▶ _RECORDS FOR THE EXERCISE_:
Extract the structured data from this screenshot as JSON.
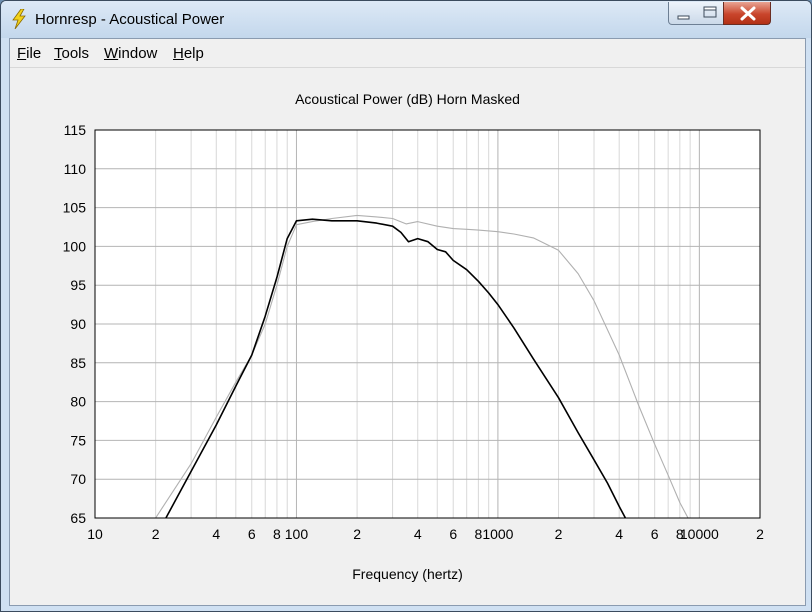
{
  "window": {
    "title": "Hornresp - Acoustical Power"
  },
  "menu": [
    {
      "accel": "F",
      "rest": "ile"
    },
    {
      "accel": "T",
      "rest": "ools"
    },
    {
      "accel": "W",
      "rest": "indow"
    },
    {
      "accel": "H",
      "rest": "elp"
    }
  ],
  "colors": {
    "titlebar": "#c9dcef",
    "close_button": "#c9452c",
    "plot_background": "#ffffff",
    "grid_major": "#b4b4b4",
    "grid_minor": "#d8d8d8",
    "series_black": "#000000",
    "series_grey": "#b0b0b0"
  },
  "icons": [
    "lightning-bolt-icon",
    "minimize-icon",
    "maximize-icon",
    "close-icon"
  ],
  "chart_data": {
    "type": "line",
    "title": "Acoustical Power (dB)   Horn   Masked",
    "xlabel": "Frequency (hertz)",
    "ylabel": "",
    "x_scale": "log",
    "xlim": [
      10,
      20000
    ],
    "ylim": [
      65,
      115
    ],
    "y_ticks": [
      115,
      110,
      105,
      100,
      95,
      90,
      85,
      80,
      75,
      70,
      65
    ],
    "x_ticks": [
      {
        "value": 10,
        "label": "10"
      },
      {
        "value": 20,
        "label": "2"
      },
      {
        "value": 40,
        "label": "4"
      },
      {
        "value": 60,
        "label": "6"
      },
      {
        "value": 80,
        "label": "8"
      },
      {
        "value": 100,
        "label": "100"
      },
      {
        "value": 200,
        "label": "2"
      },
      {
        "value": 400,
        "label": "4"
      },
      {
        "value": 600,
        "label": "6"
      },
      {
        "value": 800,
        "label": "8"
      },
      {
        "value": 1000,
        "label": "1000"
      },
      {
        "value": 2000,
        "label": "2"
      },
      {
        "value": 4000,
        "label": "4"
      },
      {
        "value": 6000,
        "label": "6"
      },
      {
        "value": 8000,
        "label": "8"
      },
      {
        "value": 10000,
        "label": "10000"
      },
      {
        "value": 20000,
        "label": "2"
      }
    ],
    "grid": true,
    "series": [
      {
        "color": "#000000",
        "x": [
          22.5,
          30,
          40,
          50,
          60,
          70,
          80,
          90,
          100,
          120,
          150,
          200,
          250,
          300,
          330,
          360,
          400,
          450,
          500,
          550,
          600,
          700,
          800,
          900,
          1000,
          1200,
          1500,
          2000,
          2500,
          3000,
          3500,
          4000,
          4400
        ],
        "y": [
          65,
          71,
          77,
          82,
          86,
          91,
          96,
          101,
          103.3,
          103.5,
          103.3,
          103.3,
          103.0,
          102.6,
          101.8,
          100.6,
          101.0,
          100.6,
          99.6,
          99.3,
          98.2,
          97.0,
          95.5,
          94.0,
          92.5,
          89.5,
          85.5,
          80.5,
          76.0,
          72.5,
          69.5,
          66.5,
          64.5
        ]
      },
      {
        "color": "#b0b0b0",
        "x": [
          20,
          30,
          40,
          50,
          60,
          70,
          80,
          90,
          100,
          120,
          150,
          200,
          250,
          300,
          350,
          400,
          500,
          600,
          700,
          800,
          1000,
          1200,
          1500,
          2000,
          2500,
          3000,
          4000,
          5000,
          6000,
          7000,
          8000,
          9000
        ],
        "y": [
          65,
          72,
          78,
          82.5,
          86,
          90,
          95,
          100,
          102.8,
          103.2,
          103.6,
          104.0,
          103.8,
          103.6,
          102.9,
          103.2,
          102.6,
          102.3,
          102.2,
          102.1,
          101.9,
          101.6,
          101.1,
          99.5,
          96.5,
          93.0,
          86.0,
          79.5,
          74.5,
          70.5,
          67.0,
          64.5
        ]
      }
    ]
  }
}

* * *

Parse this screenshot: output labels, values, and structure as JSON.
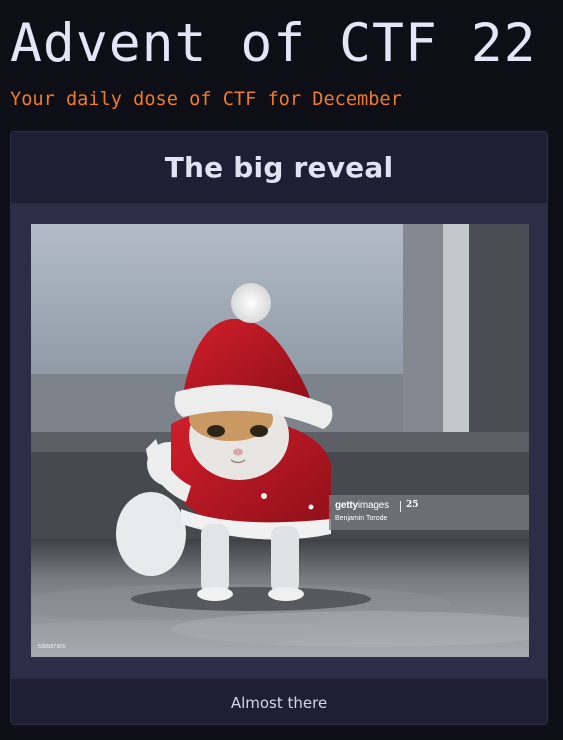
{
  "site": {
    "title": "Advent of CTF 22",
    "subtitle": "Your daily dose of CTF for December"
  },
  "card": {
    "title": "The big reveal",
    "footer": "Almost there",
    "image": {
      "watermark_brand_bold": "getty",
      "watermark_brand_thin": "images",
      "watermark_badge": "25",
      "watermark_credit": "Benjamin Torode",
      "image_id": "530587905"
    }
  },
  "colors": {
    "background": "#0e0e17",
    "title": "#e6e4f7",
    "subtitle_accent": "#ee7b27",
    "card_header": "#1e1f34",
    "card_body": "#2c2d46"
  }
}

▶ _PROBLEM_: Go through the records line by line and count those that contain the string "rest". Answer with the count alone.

▶ _REPLY TO THE TASK_: 4